Also, the way Texas Tech run blocks is very different from the NFL version. Clark's "punch" is not terribly strong, but it isn't awful. He's going to have to learn how to double-team chip block all over again if he wants to get playing time right off the bat at the next level.

Essentially, Clark is going to have to unlearn everything he's been taught over the past 4 years in a matter of months. If he can do that, he'll go at a higher round than he was projected. For Clark, the combine is everything in terms of showing how his technique and stances have changed to suit the NFL game.

Branden Jackson, Defensive End

Height: 6'4

Weight: 268

Overall Ranking: 485

Position Ranking: 40

Projected Round: N/A

Branden Jackson was a guy that has the misfortune of playing on a defense that struggled as a unit.

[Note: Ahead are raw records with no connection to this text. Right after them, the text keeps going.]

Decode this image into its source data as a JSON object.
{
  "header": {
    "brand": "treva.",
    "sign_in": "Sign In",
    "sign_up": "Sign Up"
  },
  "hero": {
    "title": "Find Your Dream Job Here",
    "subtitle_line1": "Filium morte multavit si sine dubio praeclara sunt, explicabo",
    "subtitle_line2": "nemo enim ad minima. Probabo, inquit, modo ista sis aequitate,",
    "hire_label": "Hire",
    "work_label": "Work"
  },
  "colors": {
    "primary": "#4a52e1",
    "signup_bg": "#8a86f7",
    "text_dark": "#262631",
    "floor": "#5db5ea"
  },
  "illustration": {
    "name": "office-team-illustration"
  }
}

When you give up as many yards and points as Texas Tech did, everything gets put under a ridiculous microscope to try and understand why they're so bad. Sometimes the actual issues may be small, such as time to adjust to the new scheme, or playing as a unit instead of playing as individuals. Jackson and the rest of the Texas Tech defense could have potentially been catching a huge amount of unfair flack over something that is well on it's way to being fixed, but we won't know for sure what could have been done until at least 5 years down the road.

Strengths:

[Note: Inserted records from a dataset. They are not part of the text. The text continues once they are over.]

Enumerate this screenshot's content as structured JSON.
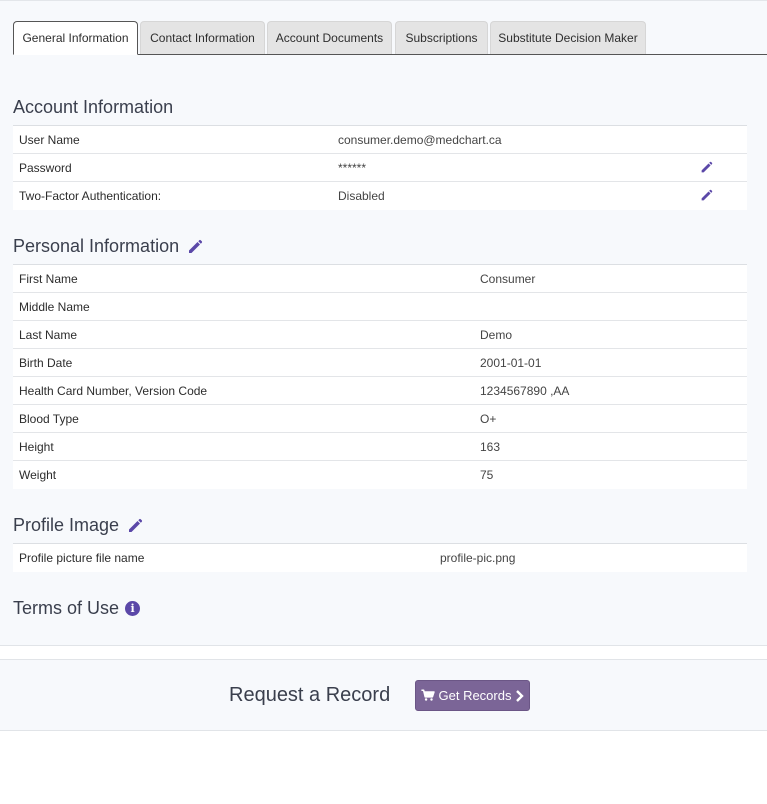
{
  "tabs": [
    {
      "label": "General Information",
      "active": true
    },
    {
      "label": "Contact Information",
      "active": false
    },
    {
      "label": "Account Documents",
      "active": false
    },
    {
      "label": "Subscriptions",
      "active": false
    },
    {
      "label": "Substitute Decision Maker",
      "active": false
    }
  ],
  "account": {
    "title": "Account Information",
    "rows": [
      {
        "label": "User Name",
        "value": "consumer.demo@medchart.ca"
      },
      {
        "label": "Password",
        "value": "******"
      },
      {
        "label": "Two-Factor Authentication:",
        "value": "Disabled"
      }
    ]
  },
  "personal": {
    "title": "Personal Information",
    "rows": [
      {
        "label": "First Name",
        "value": "Consumer"
      },
      {
        "label": "Middle Name",
        "value": ""
      },
      {
        "label": "Last Name",
        "value": "Demo"
      },
      {
        "label": "Birth Date",
        "value": "2001-01-01"
      },
      {
        "label": "Health Card Number, Version Code",
        "value": "1234567890 ,AA"
      },
      {
        "label": "Blood Type",
        "value": "O+"
      },
      {
        "label": "Height",
        "value": "163"
      },
      {
        "label": "Weight",
        "value": "75"
      }
    ]
  },
  "profile_image": {
    "title": "Profile Image",
    "rows": [
      {
        "label": "Profile picture file name",
        "value": "profile-pic.png"
      }
    ]
  },
  "terms": {
    "title": "Terms of Use"
  },
  "request": {
    "title": "Request a Record",
    "button_label": "Get Records"
  },
  "icons": {
    "edit": "pencil-icon",
    "info": "info-circle-icon",
    "cart": "shopping-cart-icon",
    "chevron": "chevron-right-icon"
  },
  "colors": {
    "accent": "#5b48a8",
    "button": "#7b6597",
    "panel_bg": "#f7f9fc"
  }
}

Jackson plays with great pad level in run defense, doing his job well. He plugs gaps in an above-average manner, and has proven that he can make plays in the backfield. In essence, Jackson is patient off the ball, and waits for the play to develop before attacking, which in the right situation is a great asset. Jackson also possesses a bigger frame than the average NFL defensive end, he is certainly not lacking for size. Jackson's hand movements aren't bad as well.

Weaknesses:

For whatever reason, explosiveness, hand placement, scheme, strategy, Jackson doesn't rush the passer terribly well. Some fans over the years have said that this lack of pass rush was due to laziness, but I don't think that's the case. I think that there are other things that Jackson must improve in order to rush the passer well, including his explosiveness and technique. Can't bull-rush 'em all.

Jackson is going to need to prove a lot of people wrong at the combine. He's going to need to be both faster and more explosive in everything he does. The 40-yard dash and the 5-10-5 shuttle will be crucial for this. He could sneak into the later rounds if he shows explosiveness at the combine.